“Don’t count Russia out,” experts warn on election hacking amid relative calm

By Steven Melendez

July 19, 2018

As the 2018 midterm election season heats up across the country, U.S. government officials say they’ve yet to see digital attacks by Russia on the scale of the 2016 presidential election–but cybersecurity experts warn that it’s too early to tell, noting that it’s still early in the election cycle.


“Right now, there are no indications that Russia is targeting the 2018 U.S. midterms at a scale or scope to match their activities in 2016,” Homeland Security Secretary Kirstjen Nielsen told the National Association of Secretaries of State on Saturday.

President Trump himself appeared at first to go even further, at first saying “no” in response to a reporter’s question Wednesday about whether Russia was still targeting U.S. elections and infrastructure, only for White House press secretary Sarah Sanders to later claim he was simply declining to answer the question. That came just a few days after an appearance with Russian President Vladimir Putin, which saw Trump widely criticized for appearing to reject claims of Russian hacking altogether, though he would claim later in the week that he had misspoken.

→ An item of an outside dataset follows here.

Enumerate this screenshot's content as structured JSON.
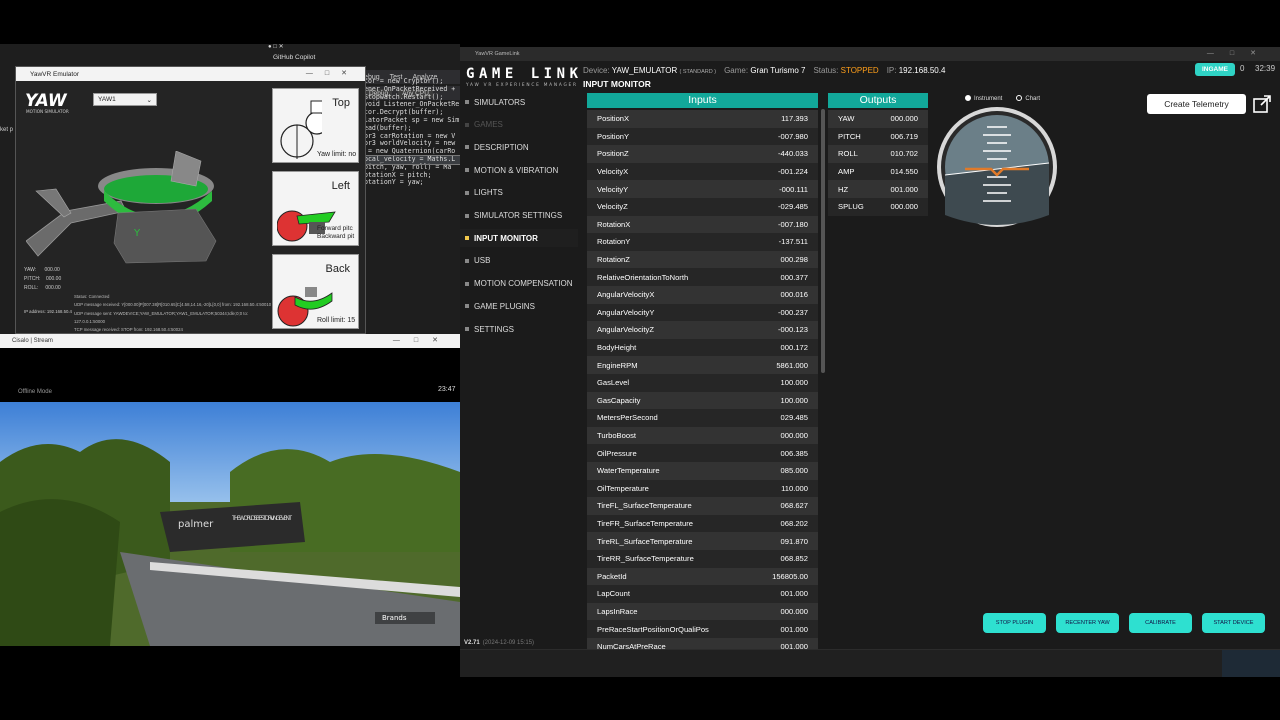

And just a few days later, Microsoft vice president for customer security Tom Burt told the Aspen Security Forum that the election cycle hasn’t been completely devoid of Russian interference: the software company has worked with government officials to foil attacks on three candidates who “because of their positions, might have been interesting targets from an espionage standpoint, as well as an election disruption standpoint,” Quartz reports. The candidates were targeted with phishing attacks using domain names designed to imitate Microsoft sites. Still, Burt said, overall, “the consensus of the threat intelligence community right now is that we’re not seeing the same level of activity by the Russian activity groups” as in 2016.

Calm Before the Storm?

Cybersecurity experts contacted by Fast Company generally say they also haven’t seen evidence of 2016-style attacks by Russia–but, they caution, that’s no reason to assume such attacks won’t be launched later in the election cycle.

“We’re not seeing anything at this point that would contradict what Secretary Nielsen has said, though I would stress that I think it’s still early,” says Toni Gidwani, director of research operations at the security firm ThreatConnect. “I don’t take, at this point, the absence of these indicators as a sign that we can take a step back.”

That echoes statements made July 13 by Dan Coats, the U.S. director of national intelligence, at an event at the Hudson Institute, a conservative-leaning Washington think tank.


“As the Department of Homeland Security noted, we are not yet seeing the kind of electoral interference in specific states and voter databases that we experienced in 2016,” he said. “However, we fully realize that we are just one click of the keyboard away from a similar situation repeating itself.”

It could be that international scrutiny, diplomatic considerations or relative lack of interest in a non-presidential election year mean Russian hackers will sit out this election. But it’s also possible they’re simply waiting for closer to Election Day to interfere with party and candidate systems, attempt to breach voter registration systems or unleash some other kind of attack on the election system.

“We would certainly expect them to not do the same thing they would do in 2016,” Gidwani says. “As brazen as this actor is, we absolutely expect to see the adversary learn.”

Unknown Unknowns

In fact, Russian hackers could already be at work on some sort of attack on electoral systems that hasn’t been detected yet, says Malcolm Harkins, chief security and trust officer at cybersecurity company Cylance. After all, hacks on Democratic National Committee machines in the 2016 cycle reportedly went largely undetected for months. Hackers could even have planted malicious code in some infrastructure hacked in 2016, designed to facilitate their re-entry this time around, Harkins says.

“It’s possible there is dormant capability there that was laid during the presidential cycle that could be turned on and activated when the threat actor wants,” he says.

Even if this year’s elections come and go with no serious attempts at tampering, experts say efforts to harden election systems should still continue. Those include keeping malware and phishing emails away from candidate and party servers to replacing outdated, potentially vulnerable voting machines should still continue.


“The takeaway from the 2016 election is still the same, and that’s that the threat to our electoral processes is real and not theoretical,” says Marian K. Schneider, president of the nonprofit Verified Voting.

Nor is electronic political espionage, alive since at least the heyday of the telegraph, likely to fade away any time soon.

“Don’t count Russia out–we haven’t seen the last of political espionage,” says Theresa Payton, who served as White House CIO under President George W. Bush and is now CEO of the security consultancy Fortalice Solutions. “As it relates to nation states as well as cyber criminals, when we unveil their tactics and techniques and we make it harder for them to do, they rarely change their tune and say ‘Oh, I should stop what I’m doing and be a good person now.’”